The purpose of a film score is to convey the mood of the particular sequence in the film. Nobody does this better than Hisaishi, and his score of "Spirited Away" is no exception. The music blends in so perfectly with the action that you hardly notice it, but you know that once it's gone, or replaced with punk rock, then the entire scene becomes completely different.
However, good scores don't just convey mood perfectly, but they must also be good enough to stand alone. This is where Hisaishi's score comes alive. Its opening song, "One Summer Day" (Ano Natsu He) begins with a tune that is slow and soft, yet powerful enough to coax tears from the emotional. Within two minutes, it has become almost a completely different tune. It is now fast and loud, yet still retains its harmony.

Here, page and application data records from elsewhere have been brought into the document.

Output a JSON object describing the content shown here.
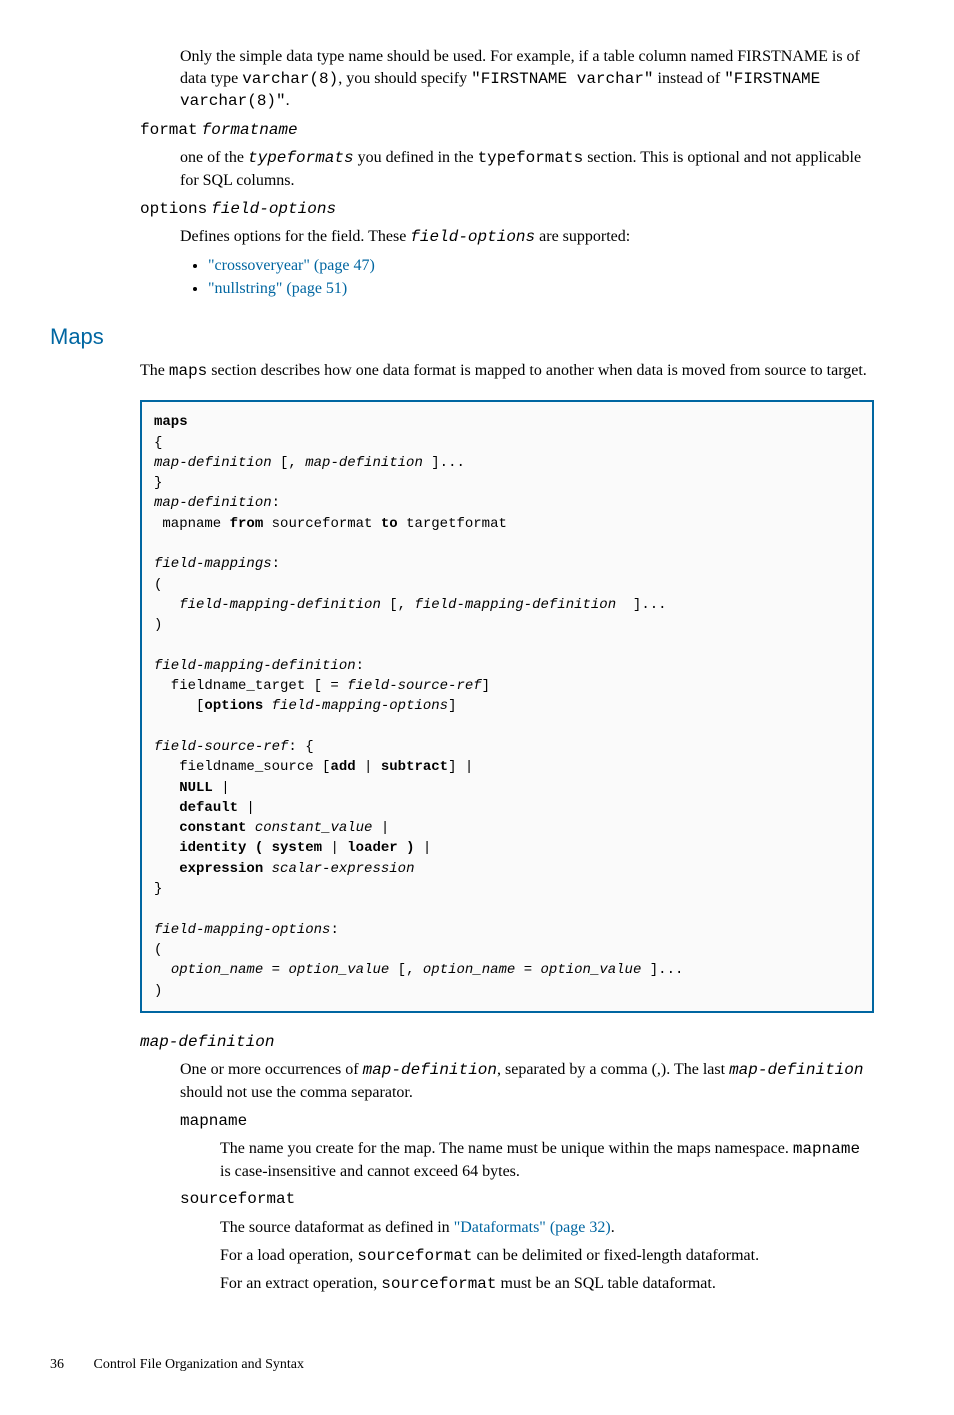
{
  "top": {
    "para1_pre": "Only the simple data type name should be used. For example, if a table column named FIRSTNAME is of data type ",
    "para1_code1": "varchar(8)",
    "para1_mid": ", you should specify ",
    "para1_code2": "\"FIRSTNAME varchar\"",
    "para1_mid2": " instead of ",
    "para1_code3": "\"FIRSTNAME varchar(8)\"",
    "para1_end": "."
  },
  "format_dt_kw": "format",
  "format_dt_arg": "formatname",
  "format_dd_pre": "one of the ",
  "format_dd_code1": "typeformats",
  "format_dd_mid": " you defined in the ",
  "format_dd_code2": "typeformats",
  "format_dd_end": " section. This is optional and not applicable for SQL columns.",
  "options_dt_kw": "options",
  "options_dt_arg": "field-options",
  "options_dd_pre": "Defines options for the field. These ",
  "options_dd_code": "field-options",
  "options_dd_end": " are supported:",
  "options_li1": "\"crossoveryear\" (page 47)",
  "options_li2": "\"nullstring\" (page 51)",
  "maps_heading": "Maps",
  "maps_intro_pre": "The ",
  "maps_intro_code": "maps",
  "maps_intro_end": " section describes how one data format is mapped to another when data is moved from source to target.",
  "syntax": {
    "l1": "maps",
    "l2": "{",
    "l3a": "map-definition",
    "l3b": " [, ",
    "l3c": "map-definition",
    "l3d": " ]...",
    "l4": "}",
    "l5a": "map-definition",
    "l5b": ":",
    "l6a": " mapname ",
    "l6b": "from",
    "l6c": " sourceformat ",
    "l6d": "to",
    "l6e": " targetformat",
    "l8a": "field-mappings",
    "l8b": ":",
    "l9": "(",
    "l10a": "   ",
    "l10b": "field-mapping-definition",
    "l10c": " [, ",
    "l10d": "field-mapping-definition",
    "l10e": "  ]...",
    "l11": ")",
    "l13a": "field-mapping-definition",
    "l13b": ":",
    "l14a": "  fieldname_target [ = ",
    "l14b": "field-source-ref",
    "l14c": "]",
    "l15a": "     [",
    "l15b": "options",
    "l15c": " ",
    "l15d": "field-mapping-options",
    "l15e": "]",
    "l17a": "field-source-ref",
    "l17b": ": {",
    "l18a": "   fieldname_source [",
    "l18b": "add",
    "l18c": " | ",
    "l18d": "subtract",
    "l18e": "] |",
    "l19a": "   ",
    "l19b": "NULL",
    "l19c": " |",
    "l20a": "   ",
    "l20b": "default",
    "l20c": " |",
    "l21a": "   ",
    "l21b": "constant",
    "l21c": " ",
    "l21d": "constant_value",
    "l21e": " |",
    "l22a": "   ",
    "l22b": "identity ( system",
    "l22c": " | ",
    "l22d": "loader )",
    "l22e": " |",
    "l23a": "   ",
    "l23b": "expression",
    "l23c": " ",
    "l23d": "scalar-expression",
    "l24": "}",
    "l26a": "field-mapping-options",
    "l26b": ":",
    "l27": "(",
    "l28a": "  ",
    "l28b": "option_name",
    "l28c": " = ",
    "l28d": "option_value",
    "l28e": " [, ",
    "l28f": "option_name",
    "l28g": " = ",
    "l28h": "option_value",
    "l28i": " ]...",
    "l29": ")"
  },
  "mapdef_dt": "map-definition",
  "mapdef_dd_pre": "One or more occurrences of ",
  "mapdef_dd_code1": "map-definition",
  "mapdef_dd_mid": ", separated by a comma (,). The last ",
  "mapdef_dd_code2": "map-definition",
  "mapdef_dd_end": " should not use the comma separator.",
  "mapname_dt": "mapname",
  "mapname_dd_pre": "The name you create for the map. The name must be unique within the maps namespace. ",
  "mapname_dd_code": "mapname",
  "mapname_dd_end": " is case-insensitive and cannot exceed 64 bytes.",
  "srcfmt_dt": "sourceformat",
  "srcfmt_p1_pre": "The source dataformat as defined in ",
  "srcfmt_p1_link": "\"Dataformats\" (page 32)",
  "srcfmt_p1_end": ".",
  "srcfmt_p2_pre": "For a load operation, ",
  "srcfmt_p2_code": "sourceformat",
  "srcfmt_p2_end": " can be delimited or fixed-length dataformat.",
  "srcfmt_p3_pre": "For an extract operation, ",
  "srcfmt_p3_code": "sourceformat",
  "srcfmt_p3_end": " must be an SQL table dataformat.",
  "footer_page": "36",
  "footer_text": "Control File Organization and Syntax"
}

The remaining 20 pieces are all a pleasure to listen to. Even the most discordant pieces in the score (such as "The Bottomless Pit" [Sokonashi ana]) are wonderful to listen to. This is definitely one of the most underrated soundtracks of all time.
The movie starts out with "One Summer's Day", a soft, beautiful little opening, gentle and sweet. Afterwards comes "A Road to Somewhere", and it is with this piece that the slight creepiness of the movie sets in. "The Empty Restaurant" is even creepier and spookier. In it you can imagine everything that is going on in t he movie. It gives off a feeling of urgency and fear, which is fits the movie perfectly.
"Nighttime Coming" continues the creepy theme with the consistent beat at the beginning and then a tumble of notes that begin to show fear and panic. "The Dragon Boy" is a dramatic little piece that is quick and proud at the same time, lovely at times, loud at other times, and even slightly scary at some moments. "Sootballs" is a cute little thing, amusing and adorable. It fits the cute image of the sootballs perfectly with their slightly strange personalities but their overall adorable aspects. "Procession of the Spirits" is very dramatic, but a little boring at the beginning, though it fits the movie wonderfully. "Yubaba" is commanding and tough. "Bathhouse Morning" is a short transition piece, taking on aspects from other parts of the score.
"Day of the River" contains a recurring theme in the score. It is a lovely, gentle piece full of emotion, piano, and a soft orchestra. This is one of the best parts of the score, and is simply wonderful.Read more ›
Most Recent Customer Reviews
I was worried that the last song was not going to be in the original version of Japanese but when it was I was thrilled, it also came with written words of the song in English. Read morePublished 1 month ago by Kayla
There aren't many film scores that in my opinion stand so well on their own. Between the slow symphonic parts and the energetic and original themes, Hisaishi's music manages not... Read morePublished 1 month ago by Amazon Customer
My daughter grew up with this movie. Finally as she was entering college we decided to get the soundtrack. The music is so beautiful and we both enjoy listening to it. Read morePublished 8 months ago by R. Blodgett
IMHO best anime I have ever seen. As for content better than most live-action movies. I would recommend this movie to all families, especially with young girls.Published 14 months ago by Steven D. Alexander
This is a very frustrating CD. There is only one song worth having; the last one "Always With Me." The rest of the CD is less than elevator music. Read morePublished 17 months ago by Julian Ajello
Got it as a birthday gift for my sister. She's a big fan of the movie and the soundtrack and she hasn't stopped listening to it since.Published on February 24, 2014 by Angelica